======== SOURCE MATERIAL ========

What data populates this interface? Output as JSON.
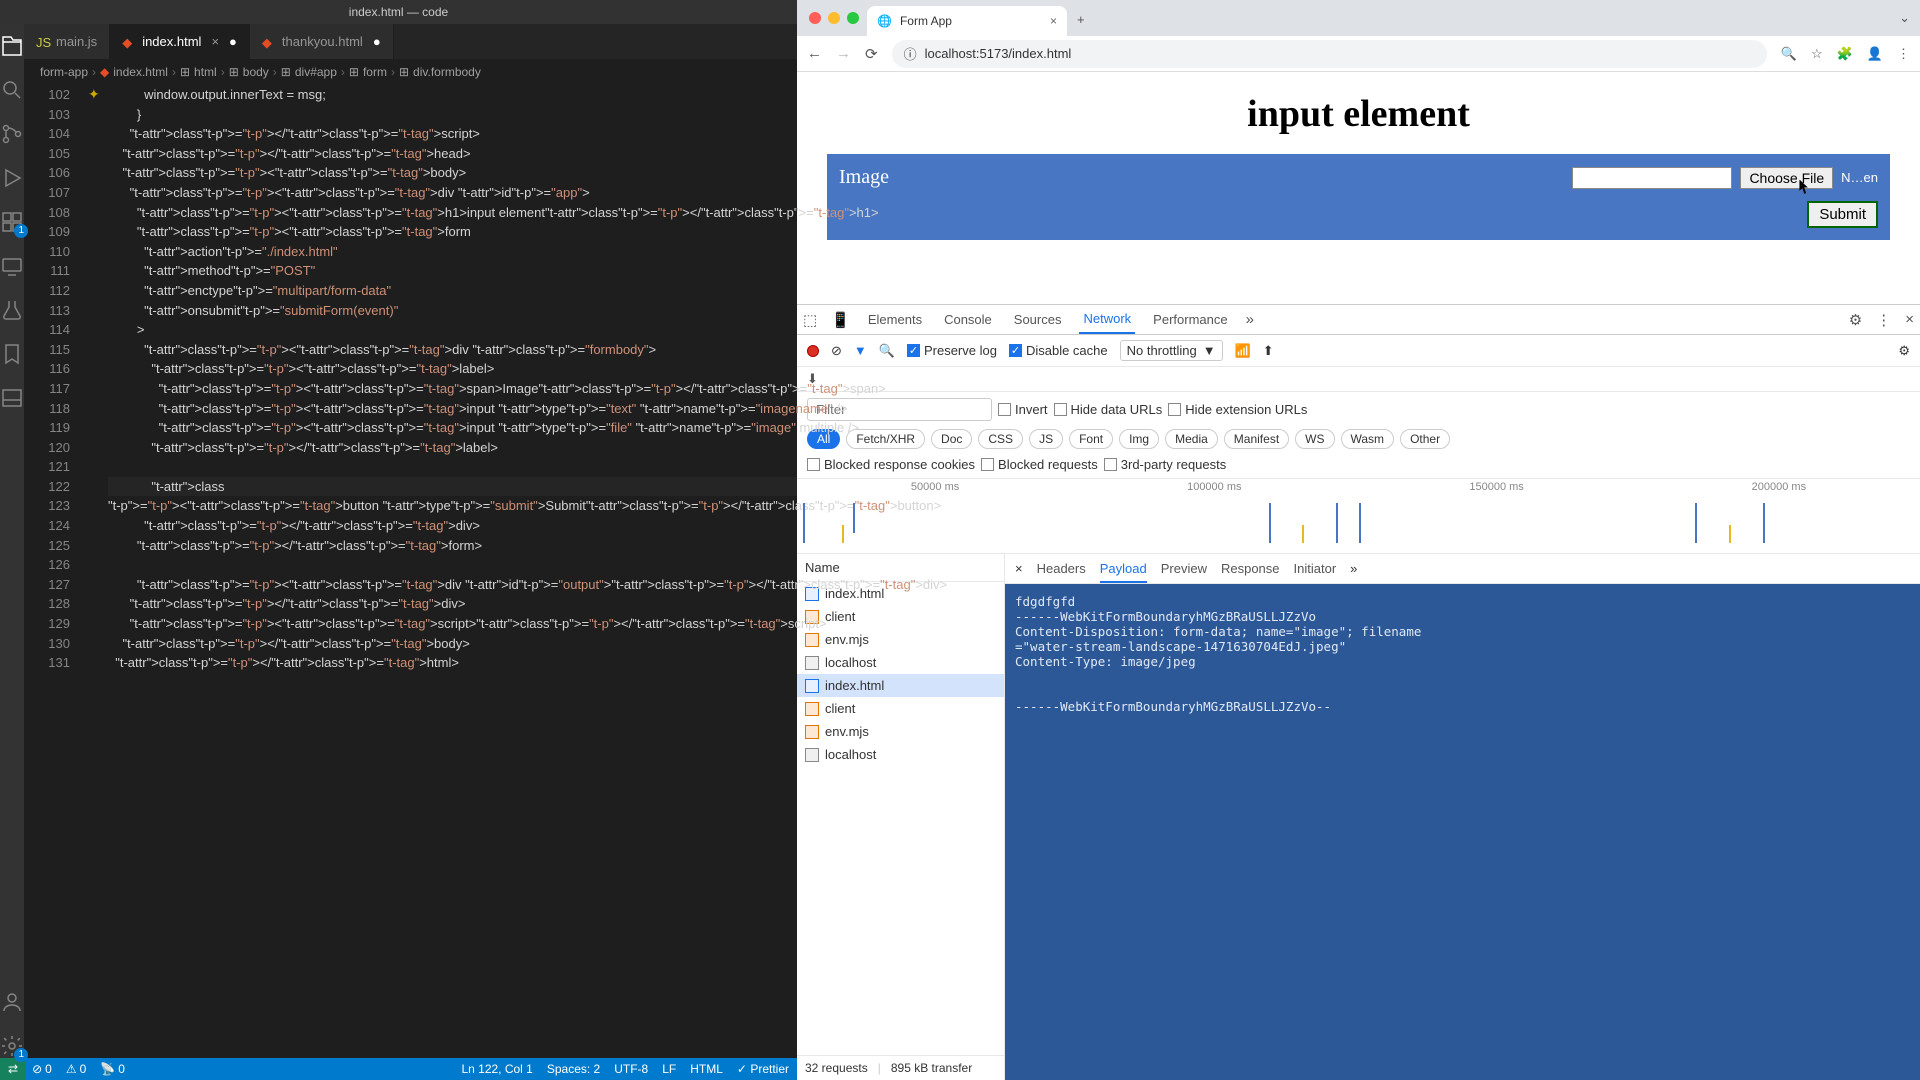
{
  "vscode": {
    "title": "index.html — code",
    "tabs": [
      {
        "label": "main.js",
        "icon": "js"
      },
      {
        "label": "index.html",
        "icon": "html",
        "active": true,
        "dirty": true
      },
      {
        "label": "thankyou.html",
        "icon": "html",
        "dirty": true
      }
    ],
    "breadcrumb": [
      "form-app",
      "index.html",
      "html",
      "body",
      "div#app",
      "form",
      "div.formbody"
    ],
    "code_start_line": 102,
    "status": {
      "errors": "0",
      "warnings": "0",
      "ports": "0",
      "pos": "Ln 122, Col 1",
      "spaces": "Spaces: 2",
      "enc": "UTF-8",
      "eol": "LF",
      "lang": "HTML",
      "fmt": "Prettier"
    },
    "activity_badges": {
      "ext": "1",
      "settings": "1"
    }
  },
  "browser": {
    "tab_title": "Form App",
    "url": "localhost:5173/index.html",
    "page": {
      "heading": "input element",
      "label": "Image",
      "choose": "Choose File",
      "chosen": "N…en",
      "submit": "Submit"
    }
  },
  "devtools": {
    "tabs": [
      "Elements",
      "Console",
      "Sources",
      "Network",
      "Performance"
    ],
    "active_tab": "Network",
    "preserve": "Preserve log",
    "disable_cache": "Disable cache",
    "throttling": "No throttling",
    "filter_placeholder": "Filter",
    "invert": "Invert",
    "hide_urls": "Hide data URLs",
    "hide_ext": "Hide extension URLs",
    "chips": [
      "All",
      "Fetch/XHR",
      "Doc",
      "CSS",
      "JS",
      "Font",
      "Img",
      "Media",
      "Manifest",
      "WS",
      "Wasm",
      "Other"
    ],
    "blocked_cookies": "Blocked response cookies",
    "blocked_req": "Blocked requests",
    "third_party": "3rd-party requests",
    "timeline_marks": [
      "50000 ms",
      "100000 ms",
      "150000 ms",
      "200000 ms"
    ],
    "req_header": "Name",
    "requests": [
      {
        "name": "index.html",
        "type": "doc"
      },
      {
        "name": "client",
        "type": "js"
      },
      {
        "name": "env.mjs",
        "type": "js"
      },
      {
        "name": "localhost",
        "type": "ws"
      },
      {
        "name": "index.html",
        "type": "doc",
        "sel": true
      },
      {
        "name": "client",
        "type": "js"
      },
      {
        "name": "env.mjs",
        "type": "js"
      },
      {
        "name": "localhost",
        "type": "ws"
      }
    ],
    "footer": {
      "reqs": "32 requests",
      "transfer": "895 kB transfer"
    },
    "detail_tabs": [
      "Headers",
      "Payload",
      "Preview",
      "Response",
      "Initiator"
    ],
    "detail_active": "Payload",
    "payload": "fdgdfgfd\n------WebKitFormBoundaryhMGzBRaUSLLJZzVo\nContent-Disposition: form-data; name=\"image\"; filename\n=\"water-stream-landscape-1471630704EdJ.jpeg\"\nContent-Type: image/jpeg\n\n\n------WebKitFormBoundaryhMGzBRaUSLLJZzVo--"
  }
}
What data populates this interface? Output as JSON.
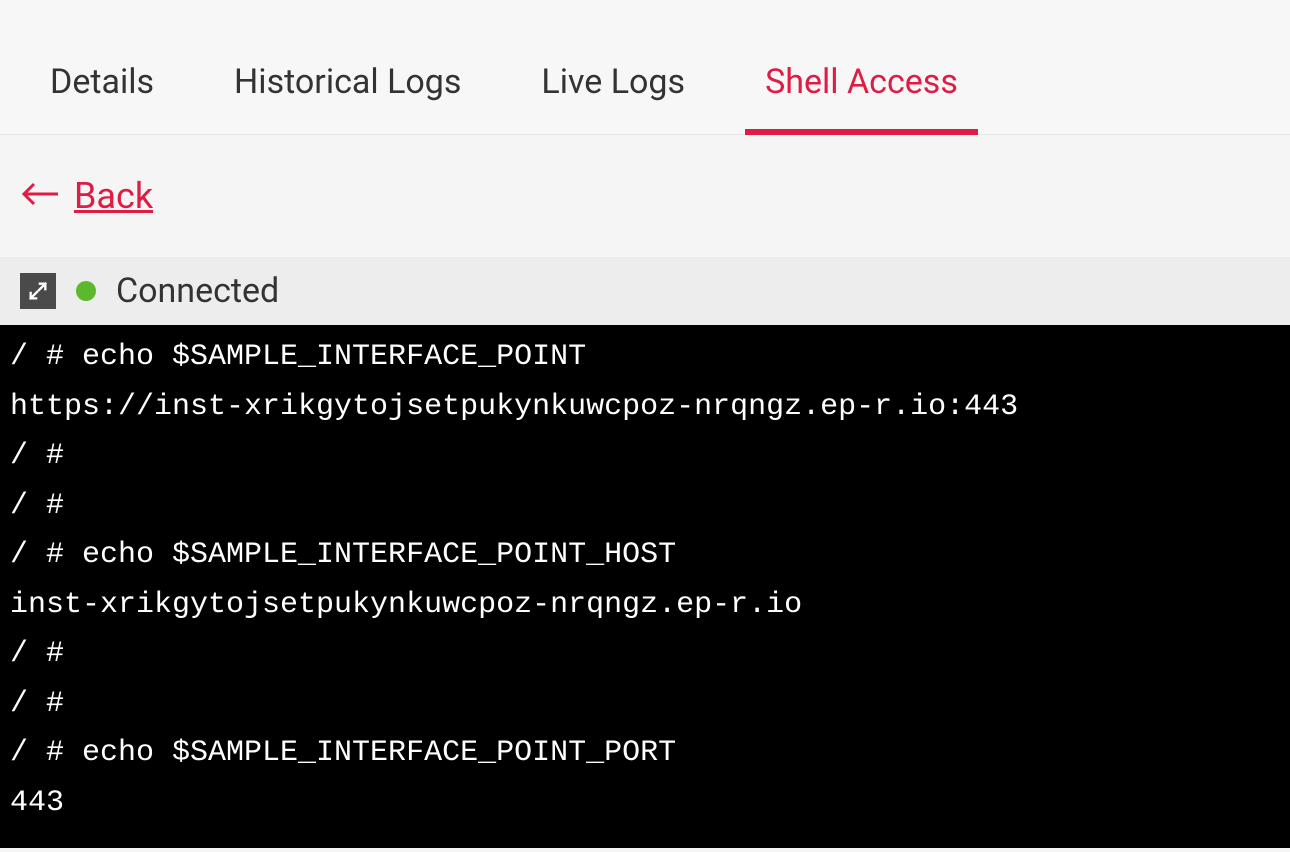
{
  "tabs": [
    {
      "label": "Details",
      "active": false
    },
    {
      "label": "Historical Logs",
      "active": false
    },
    {
      "label": "Live Logs",
      "active": false
    },
    {
      "label": "Shell Access",
      "active": true
    }
  ],
  "back": {
    "label": "Back"
  },
  "status": {
    "label": "Connected",
    "color": "#5cb82c"
  },
  "terminal": {
    "lines": [
      "/ # echo $SAMPLE_INTERFACE_POINT",
      "https://inst-xrikgytojsetpukynkuwcpoz-nrqngz.ep-r.io:443",
      "/ #",
      "/ #",
      "/ # echo $SAMPLE_INTERFACE_POINT_HOST",
      "inst-xrikgytojsetpukynkuwcpoz-nrqngz.ep-r.io",
      "/ #",
      "/ #",
      "/ # echo $SAMPLE_INTERFACE_POINT_PORT",
      "443"
    ]
  }
}
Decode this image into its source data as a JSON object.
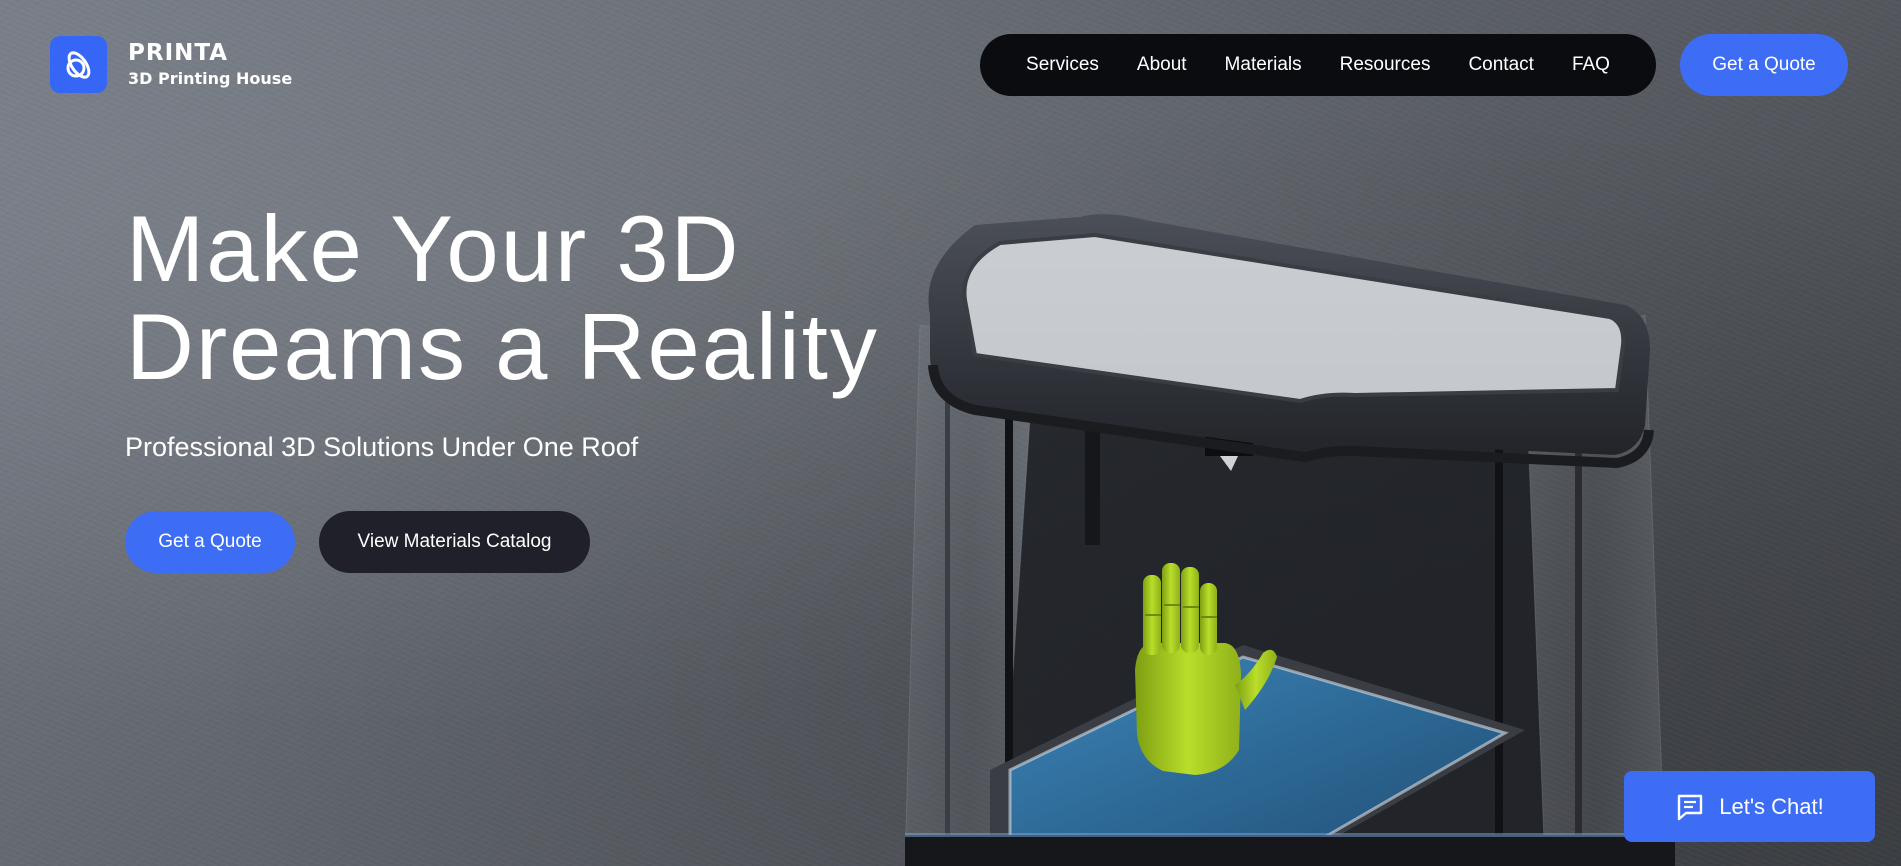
{
  "brand": {
    "name": "PRINTA",
    "tagline": "3D Printing House",
    "color": "#3566f5",
    "icon": "logo-icon"
  },
  "nav": {
    "items": [
      {
        "label": "Services"
      },
      {
        "label": "About"
      },
      {
        "label": "Materials"
      },
      {
        "label": "Resources"
      },
      {
        "label": "Contact"
      },
      {
        "label": "FAQ"
      }
    ],
    "cta_label": "Get a Quote"
  },
  "hero": {
    "title_line1": "Make Your 3D",
    "title_line2": "Dreams a Reality",
    "subtitle": "Professional 3D Solutions Under One Roof",
    "primary_cta": "Get a Quote",
    "secondary_cta": "View Materials Catalog"
  },
  "chat": {
    "label": "Let's Chat!",
    "icon": "chat-icon"
  },
  "colors": {
    "accent": "#3e6df5",
    "nav_bg": "#0b0c0f",
    "secondary_button": "#1f2029",
    "printed_hand": "#a8cc22",
    "build_plate": "#2e6f9e"
  }
}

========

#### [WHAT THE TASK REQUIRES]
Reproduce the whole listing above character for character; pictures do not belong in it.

#### [WRITTEN SOLUTION]
What data populates this interface? Output as JSON.
{
  "vscode": {
    "title": "index.html — code",
    "tabs": [
      {
        "label": "main.js",
        "icon": "js"
      },
      {
        "label": "index.html",
        "icon": "html",
        "active": true,
        "dirty": true
      },
      {
        "label": "thankyou.html",
        "icon": "html",
        "dirty": true
      }
    ],
    "breadcrumb": [
      "form-app",
      "index.html",
      "html",
      "body",
      "div#app",
      "form",
      "div.formbody"
    ],
    "code_start_line": 102,
    "status": {
      "errors": "0",
      "warnings": "0",
      "ports": "0",
      "pos": "Ln 122, Col 1",
      "spaces": "Spaces: 2",
      "enc": "UTF-8",
      "eol": "LF",
      "lang": "HTML",
      "fmt": "Prettier"
    },
    "activity_badges": {
      "ext": "1",
      "settings": "1"
    }
  },
  "browser": {
    "tab_title": "Form App",
    "url": "localhost:5173/index.html",
    "page": {
      "heading": "input element",
      "label": "Image",
      "choose": "Choose File",
      "chosen": "N…en",
      "submit": "Submit"
    }
  },
  "devtools": {
    "tabs": [
      "Elements",
      "Console",
      "Sources",
      "Network",
      "Performance"
    ],
    "active_tab": "Network",
    "preserve": "Preserve log",
    "disable_cache": "Disable cache",
    "throttling": "No throttling",
    "filter_placeholder": "Filter",
    "invert": "Invert",
    "hide_urls": "Hide data URLs",
    "hide_ext": "Hide extension URLs",
    "chips": [
      "All",
      "Fetch/XHR",
      "Doc",
      "CSS",
      "JS",
      "Font",
      "Img",
      "Media",
      "Manifest",
      "WS",
      "Wasm",
      "Other"
    ],
    "blocked_cookies": "Blocked response cookies",
    "blocked_req": "Blocked requests",
    "third_party": "3rd-party requests",
    "timeline_marks": [
      "50000 ms",
      "100000 ms",
      "150000 ms",
      "200000 ms"
    ],
    "req_header": "Name",
    "requests": [
      {
        "name": "index.html",
        "type": "doc"
      },
      {
        "name": "client",
        "type": "js"
      },
      {
        "name": "env.mjs",
        "type": "js"
      },
      {
        "name": "localhost",
        "type": "ws"
      },
      {
        "name": "index.html",
        "type": "doc",
        "sel": true
      },
      {
        "name": "client",
        "type": "js"
      },
      {
        "name": "env.mjs",
        "type": "js"
      },
      {
        "name": "localhost",
        "type": "ws"
      }
    ],
    "footer": {
      "reqs": "32 requests",
      "transfer": "895 kB transfer"
    },
    "detail_tabs": [
      "Headers",
      "Payload",
      "Preview",
      "Response",
      "Initiator"
    ],
    "detail_active": "Payload",
    "payload": "fdgdfgfd\n------WebKitFormBoundaryhMGzBRaUSLLJZzVo\nContent-Disposition: form-data; name=\"image\"; filename\n=\"water-stream-landscape-1471630704EdJ.jpeg\"\nContent-Type: image/jpeg\n\n\n------WebKitFormBoundaryhMGzBRaUSLLJZzVo--"
  }
}
What data populates this interface? Output as JSON.
{
  "tabs": [
    {
      "label": "Details",
      "active": false
    },
    {
      "label": "Historical Logs",
      "active": false
    },
    {
      "label": "Live Logs",
      "active": false
    },
    {
      "label": "Shell Access",
      "active": true
    }
  ],
  "back": {
    "label": "Back"
  },
  "status": {
    "label": "Connected",
    "color": "#5cb82c"
  },
  "terminal": {
    "lines": [
      "/ # echo $SAMPLE_INTERFACE_POINT",
      "https://inst-xrikgytojsetpukynkuwcpoz-nrqngz.ep-r.io:443",
      "/ #",
      "/ #",
      "/ # echo $SAMPLE_INTERFACE_POINT_HOST",
      "inst-xrikgytojsetpukynkuwcpoz-nrqngz.ep-r.io",
      "/ #",
      "/ #",
      "/ # echo $SAMPLE_INTERFACE_POINT_PORT",
      "443"
    ]
  }
}
Decode this image into its source data as a JSON object.
{
  "brand": {
    "name": "PRINTA",
    "tagline": "3D Printing House",
    "color": "#3566f5",
    "icon": "logo-icon"
  },
  "nav": {
    "items": [
      {
        "label": "Services"
      },
      {
        "label": "About"
      },
      {
        "label": "Materials"
      },
      {
        "label": "Resources"
      },
      {
        "label": "Contact"
      },
      {
        "label": "FAQ"
      }
    ],
    "cta_label": "Get a Quote"
  },
  "hero": {
    "title_line1": "Make Your 3D",
    "title_line2": "Dreams a Reality",
    "subtitle": "Professional 3D Solutions Under One Roof",
    "primary_cta": "Get a Quote",
    "secondary_cta": "View Materials Catalog"
  },
  "chat": {
    "label": "Let's Chat!",
    "icon": "chat-icon"
  },
  "colors": {
    "accent": "#3e6df5",
    "nav_bg": "#0b0c0f",
    "secondary_button": "#1f2029",
    "printed_hand": "#a8cc22",
    "build_plate": "#2e6f9e"
  }
}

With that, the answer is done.